I see this experience of delving into one of the themes of my presentation as key for my field of study. Angel was vital for me to envision multiple perspectives of what the tension of Jeremiah’s trial could be interpreted for my post-biblical lifetime. Hibbard built upon the work laid by Brettler for my enquiry into the law of the prophets. As a graduate student in MA Theology: Public Faith and Spirituality, my goal is to sail towards translation. It is essential for me to view the Hebrew Bible as poly-natured, in order to begin to fathom the task I choose to embark upon. Just as the seas are made up of more than what meets the briefest glimpse, such is the Bible. As I perceive and dream into being a fruit of my self-betterment and doing what I can to repair the world I have come into with my terrible hand, may I remember the echoes in the winds billowing my canvases. May I remember that to deny the fruits of history is to deny the trees of history. Lastly, may I recall the law of the prophets, and my profound shaking by the voices in Jeremiah.
November 13, 2017.
Angel, Hayyim. “JEREMIAH’S TRIAL AS A FALSE PROPHET (CHAPTER 26): A WINDOW INTO THE COMPLEX RELIGIOUS STATE OF THE PEOPLE.” Jewish Bible Quarterly, 45, no. 1 (2017): 13-20.
Brettler, Marc Zvi. How to Read the Jewish Bible. New York, New York: Oxford University Press, 2005.
Hibbard, J. Todd. “True and False Prophecy: Jeremiah’s Revision of Deuteronomy.” Journal for the Study of the Old Testament, 35, no. 3 (2011): 339-358.

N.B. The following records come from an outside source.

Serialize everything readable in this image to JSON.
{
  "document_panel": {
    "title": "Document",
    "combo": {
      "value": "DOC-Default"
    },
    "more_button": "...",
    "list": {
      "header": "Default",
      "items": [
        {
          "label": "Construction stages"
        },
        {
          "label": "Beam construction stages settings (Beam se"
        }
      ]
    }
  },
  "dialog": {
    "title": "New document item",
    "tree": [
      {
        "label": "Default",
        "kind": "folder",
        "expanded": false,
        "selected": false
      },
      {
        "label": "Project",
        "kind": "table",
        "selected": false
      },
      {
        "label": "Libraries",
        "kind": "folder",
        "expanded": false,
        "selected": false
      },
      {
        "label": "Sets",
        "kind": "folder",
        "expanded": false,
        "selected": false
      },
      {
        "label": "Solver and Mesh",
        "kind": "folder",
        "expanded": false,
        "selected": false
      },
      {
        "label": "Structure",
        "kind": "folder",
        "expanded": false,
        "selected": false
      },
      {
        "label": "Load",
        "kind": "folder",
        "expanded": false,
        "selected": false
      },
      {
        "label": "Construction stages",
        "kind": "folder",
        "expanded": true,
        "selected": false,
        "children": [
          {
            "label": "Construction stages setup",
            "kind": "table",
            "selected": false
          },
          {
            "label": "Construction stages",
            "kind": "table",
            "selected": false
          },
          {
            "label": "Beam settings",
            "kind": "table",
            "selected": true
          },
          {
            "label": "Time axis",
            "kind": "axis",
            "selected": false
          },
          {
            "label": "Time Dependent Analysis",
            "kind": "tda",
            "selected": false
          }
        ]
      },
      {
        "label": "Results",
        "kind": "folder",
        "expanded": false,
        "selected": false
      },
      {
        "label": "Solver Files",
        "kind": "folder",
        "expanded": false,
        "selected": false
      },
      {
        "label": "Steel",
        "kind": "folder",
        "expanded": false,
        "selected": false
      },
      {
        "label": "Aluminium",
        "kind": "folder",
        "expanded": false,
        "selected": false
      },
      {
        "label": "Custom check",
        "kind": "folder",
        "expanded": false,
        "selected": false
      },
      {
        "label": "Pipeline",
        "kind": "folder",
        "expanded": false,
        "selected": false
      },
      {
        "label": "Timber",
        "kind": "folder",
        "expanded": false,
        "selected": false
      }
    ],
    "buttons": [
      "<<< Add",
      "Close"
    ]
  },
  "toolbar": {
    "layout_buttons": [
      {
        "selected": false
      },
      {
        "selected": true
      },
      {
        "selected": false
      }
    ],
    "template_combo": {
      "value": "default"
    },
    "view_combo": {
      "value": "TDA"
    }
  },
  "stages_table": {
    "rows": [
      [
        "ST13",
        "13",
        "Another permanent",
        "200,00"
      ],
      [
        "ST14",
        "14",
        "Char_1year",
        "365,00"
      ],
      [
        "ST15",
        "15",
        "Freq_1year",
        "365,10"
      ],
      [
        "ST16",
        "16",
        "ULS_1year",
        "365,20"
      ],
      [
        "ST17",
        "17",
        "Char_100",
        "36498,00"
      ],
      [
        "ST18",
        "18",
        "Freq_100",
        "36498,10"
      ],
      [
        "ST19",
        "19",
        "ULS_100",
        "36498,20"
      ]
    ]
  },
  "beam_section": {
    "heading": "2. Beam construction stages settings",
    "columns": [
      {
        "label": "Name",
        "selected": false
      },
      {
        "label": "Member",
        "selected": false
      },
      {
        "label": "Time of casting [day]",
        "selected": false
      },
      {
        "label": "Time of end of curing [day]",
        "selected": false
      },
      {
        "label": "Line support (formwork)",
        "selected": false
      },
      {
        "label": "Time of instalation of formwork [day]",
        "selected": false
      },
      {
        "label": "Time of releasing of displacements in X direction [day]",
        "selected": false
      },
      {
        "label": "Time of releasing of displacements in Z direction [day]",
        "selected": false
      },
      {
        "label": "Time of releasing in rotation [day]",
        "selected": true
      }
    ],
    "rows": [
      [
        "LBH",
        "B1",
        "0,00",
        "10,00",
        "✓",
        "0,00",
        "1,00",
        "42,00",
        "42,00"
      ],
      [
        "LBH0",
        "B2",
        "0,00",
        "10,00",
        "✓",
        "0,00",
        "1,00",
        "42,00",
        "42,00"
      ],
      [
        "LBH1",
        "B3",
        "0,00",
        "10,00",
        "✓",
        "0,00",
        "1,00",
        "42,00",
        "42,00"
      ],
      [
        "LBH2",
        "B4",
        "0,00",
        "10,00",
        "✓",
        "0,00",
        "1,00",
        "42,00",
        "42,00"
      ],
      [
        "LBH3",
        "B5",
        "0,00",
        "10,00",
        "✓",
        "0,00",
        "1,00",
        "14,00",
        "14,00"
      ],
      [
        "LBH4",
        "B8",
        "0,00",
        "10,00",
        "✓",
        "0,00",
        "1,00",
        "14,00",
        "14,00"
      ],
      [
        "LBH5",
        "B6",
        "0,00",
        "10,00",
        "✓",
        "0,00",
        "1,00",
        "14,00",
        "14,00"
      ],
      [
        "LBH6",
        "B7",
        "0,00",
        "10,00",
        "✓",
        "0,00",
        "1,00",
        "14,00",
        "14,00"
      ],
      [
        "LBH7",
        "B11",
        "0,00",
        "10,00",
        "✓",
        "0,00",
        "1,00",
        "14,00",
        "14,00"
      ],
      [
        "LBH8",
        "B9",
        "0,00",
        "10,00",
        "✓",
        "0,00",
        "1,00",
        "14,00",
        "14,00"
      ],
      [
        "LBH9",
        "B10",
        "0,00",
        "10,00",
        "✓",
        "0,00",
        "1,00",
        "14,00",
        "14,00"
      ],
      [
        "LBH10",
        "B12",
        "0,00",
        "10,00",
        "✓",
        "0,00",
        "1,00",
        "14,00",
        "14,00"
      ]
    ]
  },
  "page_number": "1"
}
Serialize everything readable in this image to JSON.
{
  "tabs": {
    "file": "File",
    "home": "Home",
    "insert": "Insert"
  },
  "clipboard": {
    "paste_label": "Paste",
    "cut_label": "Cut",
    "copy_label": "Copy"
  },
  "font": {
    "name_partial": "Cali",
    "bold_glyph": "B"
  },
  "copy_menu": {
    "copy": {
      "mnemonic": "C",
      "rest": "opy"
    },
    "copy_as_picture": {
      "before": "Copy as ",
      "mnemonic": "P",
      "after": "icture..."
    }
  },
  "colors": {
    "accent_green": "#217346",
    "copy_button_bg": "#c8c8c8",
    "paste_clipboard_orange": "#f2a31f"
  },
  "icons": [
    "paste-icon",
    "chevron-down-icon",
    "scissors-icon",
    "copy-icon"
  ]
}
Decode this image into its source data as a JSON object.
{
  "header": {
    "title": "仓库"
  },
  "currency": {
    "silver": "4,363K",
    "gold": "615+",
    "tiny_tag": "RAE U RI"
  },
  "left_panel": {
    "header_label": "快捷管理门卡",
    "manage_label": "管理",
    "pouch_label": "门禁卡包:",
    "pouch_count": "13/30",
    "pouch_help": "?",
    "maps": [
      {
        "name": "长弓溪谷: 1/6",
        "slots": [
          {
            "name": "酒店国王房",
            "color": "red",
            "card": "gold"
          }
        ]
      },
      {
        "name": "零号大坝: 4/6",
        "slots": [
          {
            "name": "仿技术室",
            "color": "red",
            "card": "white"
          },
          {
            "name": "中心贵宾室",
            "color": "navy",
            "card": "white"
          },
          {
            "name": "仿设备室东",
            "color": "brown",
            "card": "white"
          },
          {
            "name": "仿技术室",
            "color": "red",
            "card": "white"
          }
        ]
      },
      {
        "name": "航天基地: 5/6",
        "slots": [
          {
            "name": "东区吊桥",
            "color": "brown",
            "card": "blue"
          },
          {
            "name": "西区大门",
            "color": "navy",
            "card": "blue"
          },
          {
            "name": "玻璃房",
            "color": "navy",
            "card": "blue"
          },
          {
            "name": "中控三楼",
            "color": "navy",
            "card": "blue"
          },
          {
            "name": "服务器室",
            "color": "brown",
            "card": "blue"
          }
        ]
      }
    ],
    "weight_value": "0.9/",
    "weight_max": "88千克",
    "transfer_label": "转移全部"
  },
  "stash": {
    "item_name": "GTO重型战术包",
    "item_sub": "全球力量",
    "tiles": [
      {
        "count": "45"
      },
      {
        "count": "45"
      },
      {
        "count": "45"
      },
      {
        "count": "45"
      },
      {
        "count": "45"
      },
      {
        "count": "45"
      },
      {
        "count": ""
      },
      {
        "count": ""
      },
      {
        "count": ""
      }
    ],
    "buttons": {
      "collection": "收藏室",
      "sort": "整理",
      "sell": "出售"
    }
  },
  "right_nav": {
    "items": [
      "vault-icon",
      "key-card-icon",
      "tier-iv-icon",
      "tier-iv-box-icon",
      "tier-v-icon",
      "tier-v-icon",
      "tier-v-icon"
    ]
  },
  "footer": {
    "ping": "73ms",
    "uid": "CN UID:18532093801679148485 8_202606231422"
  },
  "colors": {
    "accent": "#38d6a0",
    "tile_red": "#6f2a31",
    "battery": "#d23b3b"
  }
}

Jewish Publication Society. The Jewish Study Bible. 2nd Edition. Edited by Adele Berlin and Marc Zvi Brettler. New York, New York: Oxford University Press, 2014.